Welcome to The Lid, your afternoon dose of the 2016 ethos…Ted Cruz on Wednesday said the country needs a "commander-in-chief, not a Twitterer-in-chief," which begs the question: When will Americans be ready for a candidate who can tweet and lead at the same time?

'16 from 30,000

Though gone, the Republican candidates who have (or are expected to) exit the race since Iowa should not be forgotten. Maybe none of them has enough supporters up for grabs to sway the New Hampshire primary, but -- as we saw in Iowa on the Democratic side -- anything can happen. And the departures so far seem to be benefitting Ted Cruz the most. Having Mike Huckabee and (likely) Santorum out of the race helps him coalesce the evangelical wing of the party. And it helps more than just potentially gaining a few more percentage points in the polls. Each of the now ex-candidates have endorsements and infrastructure in South Carolina and Cruz could be the one those operatives turn to.

And then there's Rand Paul, who has occupied a unique lane this campaign. Republican operatives in the Granite State predicted to NBC's Hallie Jackson that the majority of Paul's infrastructure would probably end up with Cruz. Rubio and Trump are the other two most likely candidates to benefit from Paul's ground game in New Hampshire. And remember those debate clashes between Rubio and Cruz over surveillance? Well, Cruz actually comes down closer to Paul in those arguments over the NSA. But Paul's "outsidery" status could make Donald Trump an appealing alternative as well.

POPPING ON NBC POLITICS

FOR THE RECORD…

"Started out as 1 of 17 GOP Candidates, now with Rand Paul & Rick Santorum out, 1 or 9. #StillStanding"

  • Tweet from GOP presidential candidate Jim Gilmore. (And the typo is his, not ours.)

TOMORROW'S SKED

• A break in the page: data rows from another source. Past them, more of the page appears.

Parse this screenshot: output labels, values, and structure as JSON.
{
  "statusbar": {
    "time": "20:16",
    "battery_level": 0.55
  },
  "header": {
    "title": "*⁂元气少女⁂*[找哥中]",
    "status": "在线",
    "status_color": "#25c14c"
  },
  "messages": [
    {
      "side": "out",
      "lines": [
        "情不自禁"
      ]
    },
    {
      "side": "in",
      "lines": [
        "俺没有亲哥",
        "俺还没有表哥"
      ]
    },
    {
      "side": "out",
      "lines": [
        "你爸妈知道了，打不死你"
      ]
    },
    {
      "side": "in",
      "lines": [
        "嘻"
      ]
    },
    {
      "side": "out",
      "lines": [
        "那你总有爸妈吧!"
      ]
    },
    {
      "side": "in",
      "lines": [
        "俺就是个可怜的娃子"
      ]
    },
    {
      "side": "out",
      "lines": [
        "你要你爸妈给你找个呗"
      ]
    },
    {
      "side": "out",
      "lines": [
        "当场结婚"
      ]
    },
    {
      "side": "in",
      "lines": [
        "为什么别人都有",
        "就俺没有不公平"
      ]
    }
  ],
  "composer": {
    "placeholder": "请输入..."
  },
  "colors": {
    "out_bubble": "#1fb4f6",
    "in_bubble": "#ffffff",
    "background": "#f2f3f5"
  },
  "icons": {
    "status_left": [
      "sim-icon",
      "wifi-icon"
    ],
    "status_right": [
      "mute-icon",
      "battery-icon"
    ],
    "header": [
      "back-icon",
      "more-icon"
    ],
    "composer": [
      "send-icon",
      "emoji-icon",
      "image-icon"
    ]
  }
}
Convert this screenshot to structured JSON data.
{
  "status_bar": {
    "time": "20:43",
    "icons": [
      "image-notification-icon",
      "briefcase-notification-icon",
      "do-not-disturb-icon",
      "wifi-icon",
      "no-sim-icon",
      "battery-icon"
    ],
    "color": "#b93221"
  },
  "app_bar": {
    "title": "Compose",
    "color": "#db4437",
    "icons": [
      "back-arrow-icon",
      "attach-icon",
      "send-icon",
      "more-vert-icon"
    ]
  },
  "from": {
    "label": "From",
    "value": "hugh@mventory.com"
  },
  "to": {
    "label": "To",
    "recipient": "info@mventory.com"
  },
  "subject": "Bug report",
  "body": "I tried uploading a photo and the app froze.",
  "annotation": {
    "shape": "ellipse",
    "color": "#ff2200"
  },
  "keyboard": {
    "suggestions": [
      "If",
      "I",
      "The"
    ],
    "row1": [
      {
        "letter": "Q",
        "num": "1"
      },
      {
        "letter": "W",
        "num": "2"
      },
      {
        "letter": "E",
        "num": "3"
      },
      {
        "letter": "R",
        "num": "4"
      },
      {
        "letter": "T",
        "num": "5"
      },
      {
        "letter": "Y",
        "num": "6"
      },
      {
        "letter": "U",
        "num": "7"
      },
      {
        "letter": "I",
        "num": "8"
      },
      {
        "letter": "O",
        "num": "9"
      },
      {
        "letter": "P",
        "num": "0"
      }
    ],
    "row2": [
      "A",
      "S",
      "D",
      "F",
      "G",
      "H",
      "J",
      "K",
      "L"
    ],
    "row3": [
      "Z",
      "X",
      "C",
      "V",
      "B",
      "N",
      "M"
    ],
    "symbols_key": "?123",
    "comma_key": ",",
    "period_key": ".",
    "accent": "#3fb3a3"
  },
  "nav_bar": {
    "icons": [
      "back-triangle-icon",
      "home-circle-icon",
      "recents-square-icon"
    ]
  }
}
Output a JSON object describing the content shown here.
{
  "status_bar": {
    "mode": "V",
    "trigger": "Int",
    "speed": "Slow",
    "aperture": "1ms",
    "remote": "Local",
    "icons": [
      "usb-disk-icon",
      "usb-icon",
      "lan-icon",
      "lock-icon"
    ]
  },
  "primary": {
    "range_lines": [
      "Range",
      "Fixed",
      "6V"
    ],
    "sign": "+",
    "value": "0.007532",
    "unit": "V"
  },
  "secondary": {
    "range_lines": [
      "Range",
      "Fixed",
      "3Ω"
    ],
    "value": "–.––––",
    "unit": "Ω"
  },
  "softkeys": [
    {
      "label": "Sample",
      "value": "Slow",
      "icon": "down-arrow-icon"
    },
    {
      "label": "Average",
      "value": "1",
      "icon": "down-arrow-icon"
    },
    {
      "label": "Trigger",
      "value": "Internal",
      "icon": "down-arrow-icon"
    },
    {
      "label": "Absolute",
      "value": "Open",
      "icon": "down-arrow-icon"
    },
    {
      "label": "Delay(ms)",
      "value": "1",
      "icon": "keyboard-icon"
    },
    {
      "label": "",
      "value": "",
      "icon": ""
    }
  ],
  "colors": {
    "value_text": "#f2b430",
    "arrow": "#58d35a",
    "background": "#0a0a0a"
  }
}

NBC News hosts an MSNBC Democratic candidate debate at the University of New Hampshire at 9:00 p.m.